WHAT THE TASK ASKS: Would you count the lines below that contain the string "text" and reply with that number only?

EXERCISE DATA:

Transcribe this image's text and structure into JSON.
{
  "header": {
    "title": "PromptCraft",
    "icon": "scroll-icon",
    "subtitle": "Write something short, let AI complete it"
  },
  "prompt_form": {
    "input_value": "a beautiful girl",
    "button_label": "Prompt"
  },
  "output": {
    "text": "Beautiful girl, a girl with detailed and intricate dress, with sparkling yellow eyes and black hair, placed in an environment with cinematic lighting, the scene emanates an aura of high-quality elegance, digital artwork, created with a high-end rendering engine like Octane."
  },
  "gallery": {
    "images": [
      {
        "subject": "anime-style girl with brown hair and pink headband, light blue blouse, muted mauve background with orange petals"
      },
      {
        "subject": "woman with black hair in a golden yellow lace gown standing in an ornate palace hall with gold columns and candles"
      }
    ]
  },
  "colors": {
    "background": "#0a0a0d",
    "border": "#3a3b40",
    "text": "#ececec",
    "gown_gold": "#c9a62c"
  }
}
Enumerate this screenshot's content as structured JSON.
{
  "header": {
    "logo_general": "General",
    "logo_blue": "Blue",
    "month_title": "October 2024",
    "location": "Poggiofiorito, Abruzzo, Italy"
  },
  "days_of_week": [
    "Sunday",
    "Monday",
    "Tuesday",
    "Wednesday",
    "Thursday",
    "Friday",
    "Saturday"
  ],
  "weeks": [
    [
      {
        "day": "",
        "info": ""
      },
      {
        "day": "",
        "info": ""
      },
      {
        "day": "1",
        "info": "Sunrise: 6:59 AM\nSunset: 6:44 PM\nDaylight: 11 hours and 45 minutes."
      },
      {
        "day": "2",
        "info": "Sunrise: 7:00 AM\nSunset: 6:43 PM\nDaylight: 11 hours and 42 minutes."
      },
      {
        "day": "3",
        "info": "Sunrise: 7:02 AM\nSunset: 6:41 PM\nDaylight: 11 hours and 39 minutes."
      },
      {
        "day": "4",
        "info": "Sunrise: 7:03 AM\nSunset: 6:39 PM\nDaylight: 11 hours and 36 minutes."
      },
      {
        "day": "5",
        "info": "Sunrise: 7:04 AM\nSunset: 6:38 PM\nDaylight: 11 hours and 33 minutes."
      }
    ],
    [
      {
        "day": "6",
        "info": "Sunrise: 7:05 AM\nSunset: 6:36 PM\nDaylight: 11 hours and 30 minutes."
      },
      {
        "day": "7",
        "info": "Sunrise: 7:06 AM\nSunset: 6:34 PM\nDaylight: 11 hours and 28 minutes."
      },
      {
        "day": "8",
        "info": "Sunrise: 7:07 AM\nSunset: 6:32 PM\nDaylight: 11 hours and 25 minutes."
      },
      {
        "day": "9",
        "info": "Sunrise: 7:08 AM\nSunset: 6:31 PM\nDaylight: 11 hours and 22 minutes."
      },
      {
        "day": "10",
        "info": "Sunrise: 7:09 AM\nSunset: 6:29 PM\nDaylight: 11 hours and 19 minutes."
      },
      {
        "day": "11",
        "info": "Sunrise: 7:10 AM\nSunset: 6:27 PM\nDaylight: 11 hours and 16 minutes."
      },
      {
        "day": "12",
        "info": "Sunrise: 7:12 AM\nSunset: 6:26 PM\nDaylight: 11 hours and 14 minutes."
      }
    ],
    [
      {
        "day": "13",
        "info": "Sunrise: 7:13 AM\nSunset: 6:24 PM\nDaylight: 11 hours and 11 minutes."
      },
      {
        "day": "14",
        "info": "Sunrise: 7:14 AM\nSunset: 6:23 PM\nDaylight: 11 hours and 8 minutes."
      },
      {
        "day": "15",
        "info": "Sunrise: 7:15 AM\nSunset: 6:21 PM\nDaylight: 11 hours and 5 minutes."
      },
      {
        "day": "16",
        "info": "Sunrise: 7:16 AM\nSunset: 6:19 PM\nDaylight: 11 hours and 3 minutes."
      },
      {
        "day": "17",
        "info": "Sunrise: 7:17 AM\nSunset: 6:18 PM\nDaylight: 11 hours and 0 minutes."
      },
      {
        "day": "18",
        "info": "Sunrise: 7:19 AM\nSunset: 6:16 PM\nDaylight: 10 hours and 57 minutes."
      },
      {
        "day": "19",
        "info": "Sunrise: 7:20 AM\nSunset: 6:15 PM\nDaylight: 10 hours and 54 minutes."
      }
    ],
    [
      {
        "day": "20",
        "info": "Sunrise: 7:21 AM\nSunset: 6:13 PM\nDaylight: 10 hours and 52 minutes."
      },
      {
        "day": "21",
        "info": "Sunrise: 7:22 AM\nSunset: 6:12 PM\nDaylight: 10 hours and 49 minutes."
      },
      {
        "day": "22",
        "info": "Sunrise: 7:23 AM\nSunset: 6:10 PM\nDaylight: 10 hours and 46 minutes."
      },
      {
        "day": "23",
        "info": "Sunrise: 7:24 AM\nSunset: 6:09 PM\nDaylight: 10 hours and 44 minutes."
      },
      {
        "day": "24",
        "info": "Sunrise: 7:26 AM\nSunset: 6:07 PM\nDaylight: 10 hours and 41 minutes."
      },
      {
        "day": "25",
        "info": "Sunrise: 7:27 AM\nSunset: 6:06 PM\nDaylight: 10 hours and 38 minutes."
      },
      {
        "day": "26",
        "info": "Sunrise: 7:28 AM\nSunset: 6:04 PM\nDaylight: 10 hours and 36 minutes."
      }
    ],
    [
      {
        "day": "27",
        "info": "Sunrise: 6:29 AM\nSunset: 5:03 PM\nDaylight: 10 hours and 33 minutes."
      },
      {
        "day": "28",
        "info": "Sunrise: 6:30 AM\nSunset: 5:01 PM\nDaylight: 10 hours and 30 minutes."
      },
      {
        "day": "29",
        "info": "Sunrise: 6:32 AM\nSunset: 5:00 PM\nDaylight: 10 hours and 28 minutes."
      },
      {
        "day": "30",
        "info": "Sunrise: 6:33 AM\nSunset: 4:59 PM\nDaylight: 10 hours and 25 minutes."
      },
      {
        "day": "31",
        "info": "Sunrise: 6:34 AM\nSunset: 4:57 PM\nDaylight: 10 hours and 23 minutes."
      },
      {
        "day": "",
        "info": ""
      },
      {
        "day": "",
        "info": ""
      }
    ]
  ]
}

COMPLETED TASK: 3